Today’s stunning gender flip is Mr. Lawrence Croft, the Tomb Raider himself.  You can see him merrily having his half-naked videogame adventures here:
Lawrence Croft, Tomb Raider
The problem is that while people are investing a lot of time gender-flipping characters to show, say, how ridiculous Batman looks if presented through a girl’s fantasy lens or various male comic characters presented contorted into female poses, that never quite gets across the effect.
Because you show this to your average dudebro, and he barks a laugh.  “That’s hysterical!” he says, and moves on.  And for this to be a true equivalence, you’d have to engineer a culture where he laughs, and moves on, and then realizes that everyone else – in fact, the majority of people he knows – sees nothing at all wrong with this. When he laughs, his friends would have to give him that sideways stare that says, “What’s funny?”
In fact, he’d determine a vast majority of them are for this look.  Actively.  They admire it, and are disappointed that he does not have it.  This ludicrous pose and too-perfect body was precisely what people expected him to be.  The possession of this body would, in fact, be more important than anything else he’d ever done.  If he became the editor of a major magazine or the Secretary of State, people would still weigh in on his body – whether he was too unattractive, what kind of suits was he wearing.  People would fuse their compliments of his performance and his looks effortlessly, so he’d be a smart-looking senior executive, as if to explain that really, a large part of your success is how you look.
But no!  It gets worse!  Because while you’d be pressured to dress like this silly, useless guy all the time – showing up at a club in a popped collar and khakis would have the whole crowd groaning, telling you that you didn’t come dressed to party – if any part of your body failed to meet this standard, you would have let everyone down.  There’d be guys sniggering at your flabby abs, and now that you’ve displayed your ass – as everyone had specifically requested – now its cellulite would be up for grabs.

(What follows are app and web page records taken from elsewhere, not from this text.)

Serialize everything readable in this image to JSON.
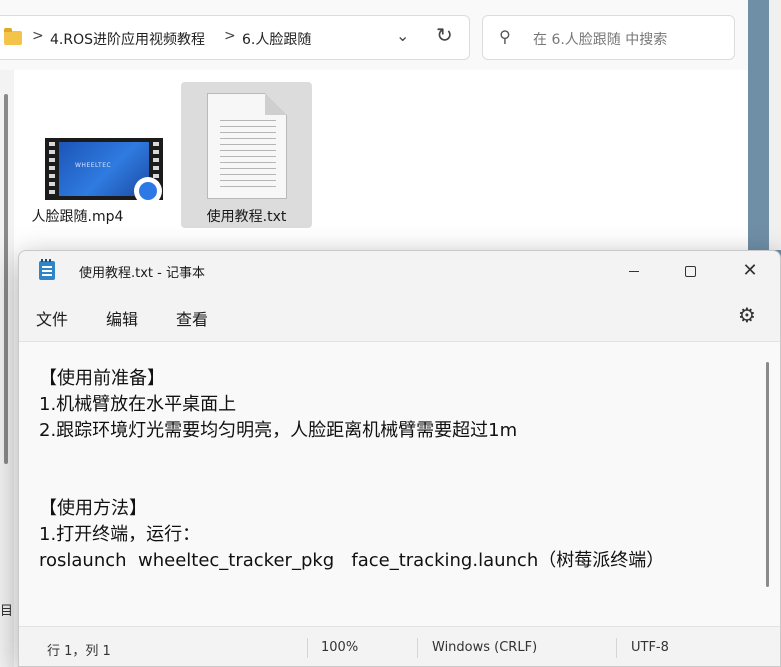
{
  "explorer": {
    "breadcrumb": [
      "4.ROS进阶应用视频教程",
      "6.人脸跟随"
    ],
    "breadcrumb_separator": ">",
    "search_placeholder": "在 6.人脸跟随 中搜索",
    "nav_cut_text": "目",
    "files": [
      {
        "name": "人脸跟随.mp4",
        "type": "video",
        "selected": false
      },
      {
        "name": "使用教程.txt",
        "type": "text",
        "selected": true
      }
    ],
    "video_thumb_text": "WHEELTEC"
  },
  "notepad": {
    "title": "使用教程.txt - 记事本",
    "menu": [
      "文件",
      "编辑",
      "查看"
    ],
    "lines": [
      "【使用前准备】",
      "1.机械臂放在水平桌面上",
      "2.跟踪环境灯光需要均匀明亮，人脸距离机械臂需要超过1m",
      "",
      "",
      "【使用方法】",
      "1.打开终端，运行：",
      "roslaunch  wheeltec_tracker_pkg   face_tracking.launch（树莓派终端）"
    ],
    "status": {
      "position": "行 1，列 1",
      "zoom": "100%",
      "line_ending": "Windows (CRLF)",
      "encoding": "UTF-8"
    }
  },
  "colors": {
    "accent": "#2c79e6",
    "notepad_icon": "#2e86c9",
    "folder": "#f4c44a",
    "desktop": "#6f8fa7"
  },
  "icons": {
    "folder": "folder-icon",
    "dropdown": "chevron-down-icon",
    "refresh": "refresh-icon",
    "search": "search-icon",
    "app": "notepad-icon",
    "minimize": "minimize-icon",
    "maximize": "maximize-icon",
    "close": "close-icon",
    "settings": "gear-icon"
  }
}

Your failure to be attractive for them, to fall short of Lawrence Croft, would be treated as a personal failure.  It’s not that they have ridiculous expectations, it’s that you’re not good enough.  This guy on-screen, this candy-physiqued dude that you thought was a joke, is in fact what you’re supposed to aspire to.
And here’s the harshest truth: he’s the best choice.  Out of all the other men in movies and videogames – you know, the ones who swoon helplessly into womens’ arms, standing by placidly while the women choose their own destinies in a hail of gunfire – this guy is comparatively awesome.  At least this guy’s not a prince in a castle waiting to be rescued, he’s out climbing things and shooting them.  He looks stupid, but at least he chooses his own destiny.

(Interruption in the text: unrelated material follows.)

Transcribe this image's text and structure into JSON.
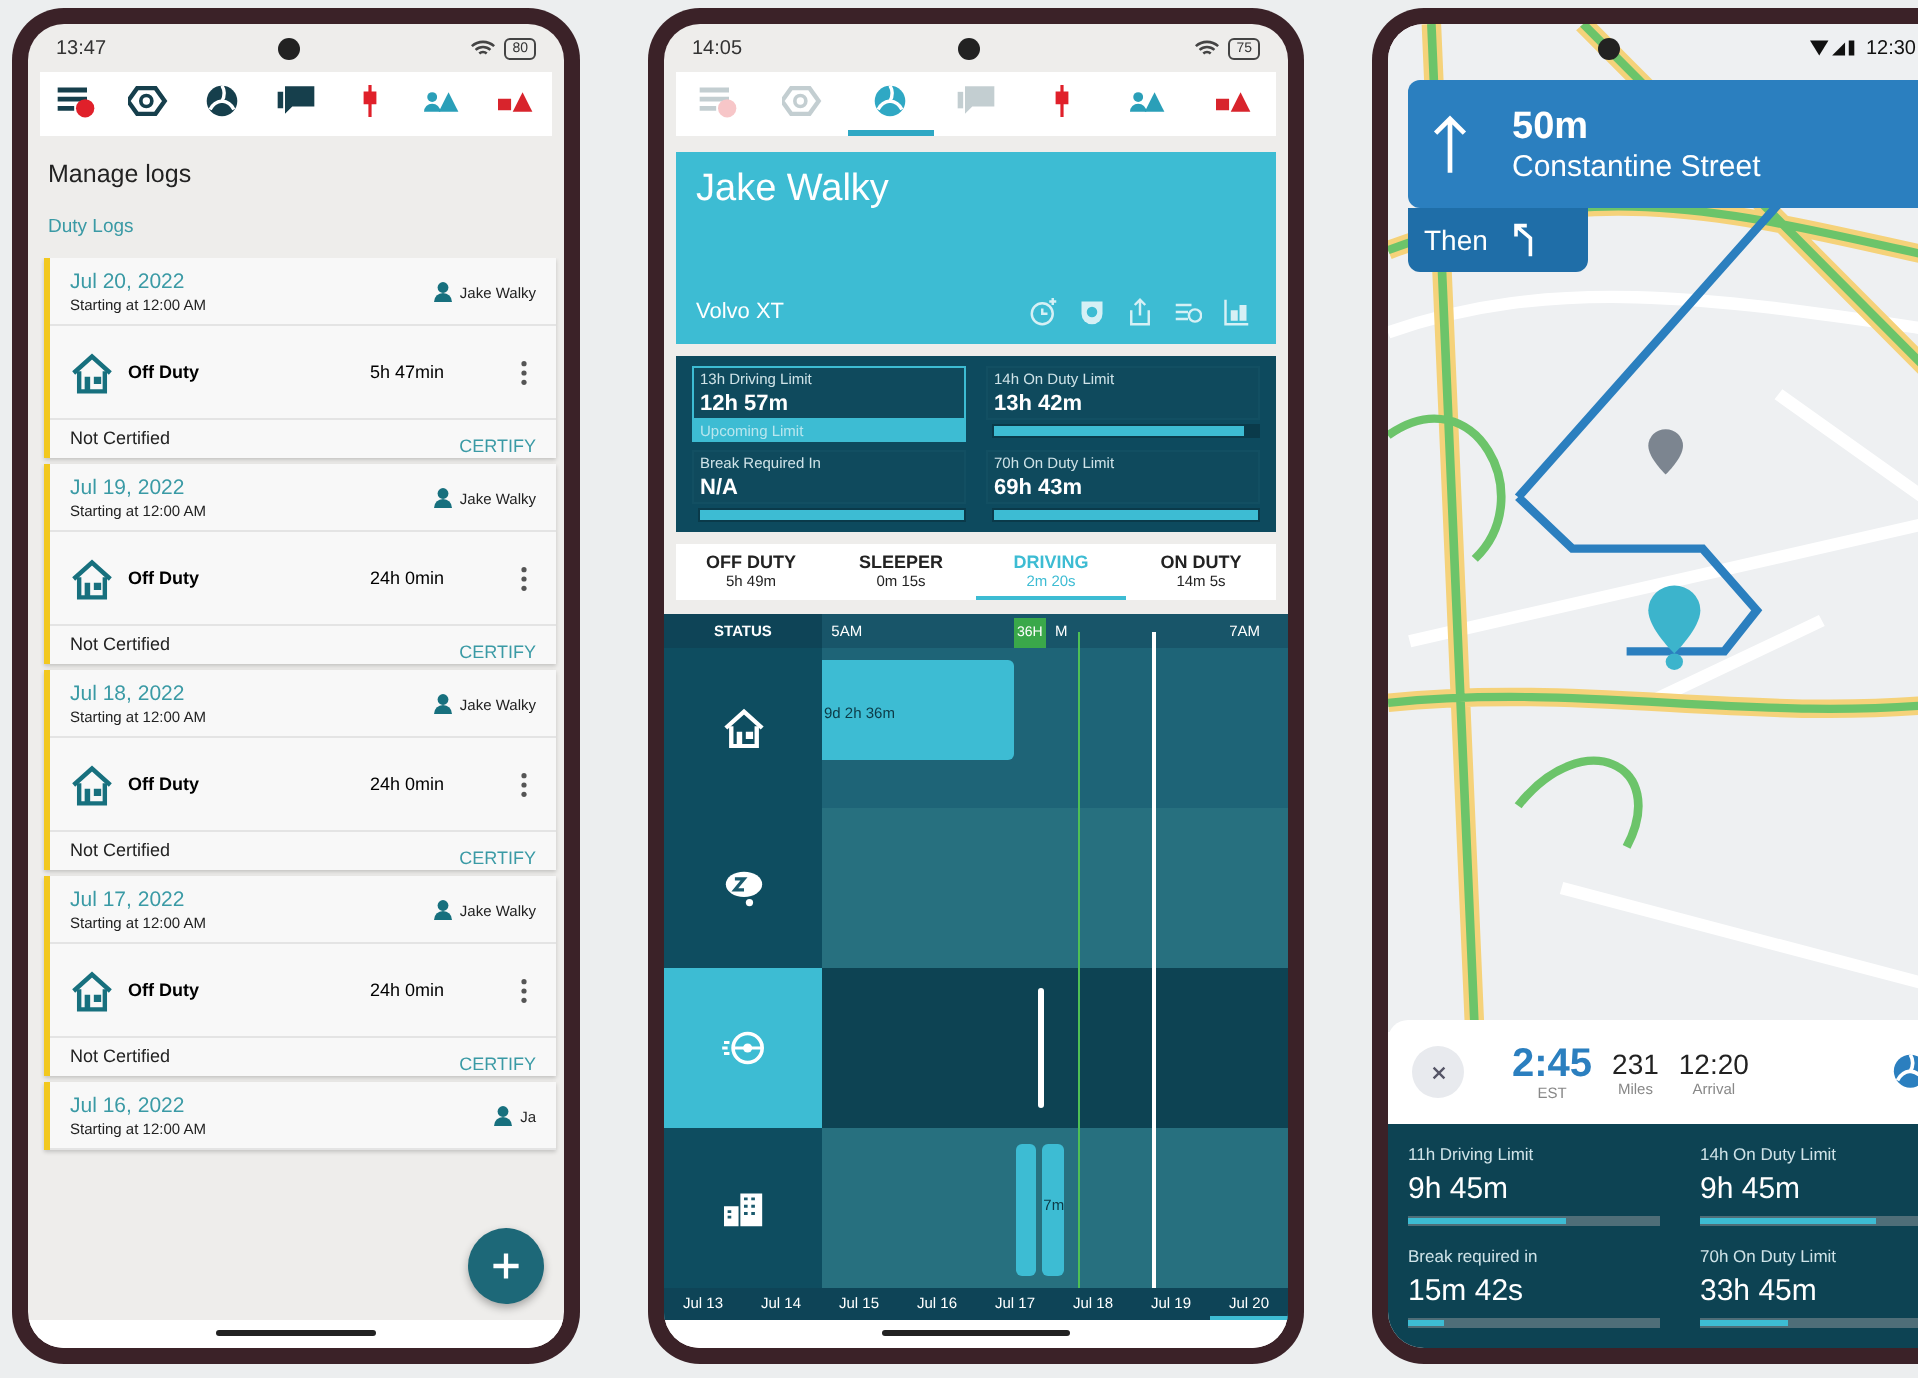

Until, you know, all these people who think Lawrence isn’t quite cut enough, or naked enough, get ahold of the franchise and determine that, like every other man in videogames, he’s not really capable of being adventurous until he gets neutered.  It’s a dark and gritty world, my friends, and just like Theon Greyjoy, you can’t have a male hero really motivated until he’s experienced the loss of his testicles and gone on a mad search for revenge against the women who cut them off.  Your only true path to independence lies in being snipped, because otherwise why the hell would a guy be so ready to have adventures?  He must be damaged.
(And you know, a lot of guys are damaged.  You know a ton of guys who had their testicles, well, maybe not torn off, but threatened or severely yanked by women on dates.  Whenever people try to report this, you’re usually seen as overreacting.  Women just do that to balls.  You can’t just let them touch your balls and then not expect them to try to remove them!)
Eventually an outcry from some men – who are largely seen to be overreacting, but whatever, we’ll humor those humorless guys – causes this storyline to be, er, cut off, but you still realize that there’s a lot of guys out there who seem to think that the only way you can possibly be interesting is to either inseminate a woman (and then often die before birth), or to have your insemination rights violated.
That.  That’s a true genderflipping.  And while a few pictures may cause some heads to turn, it can never ever get across the full idea of why those gender flips are important.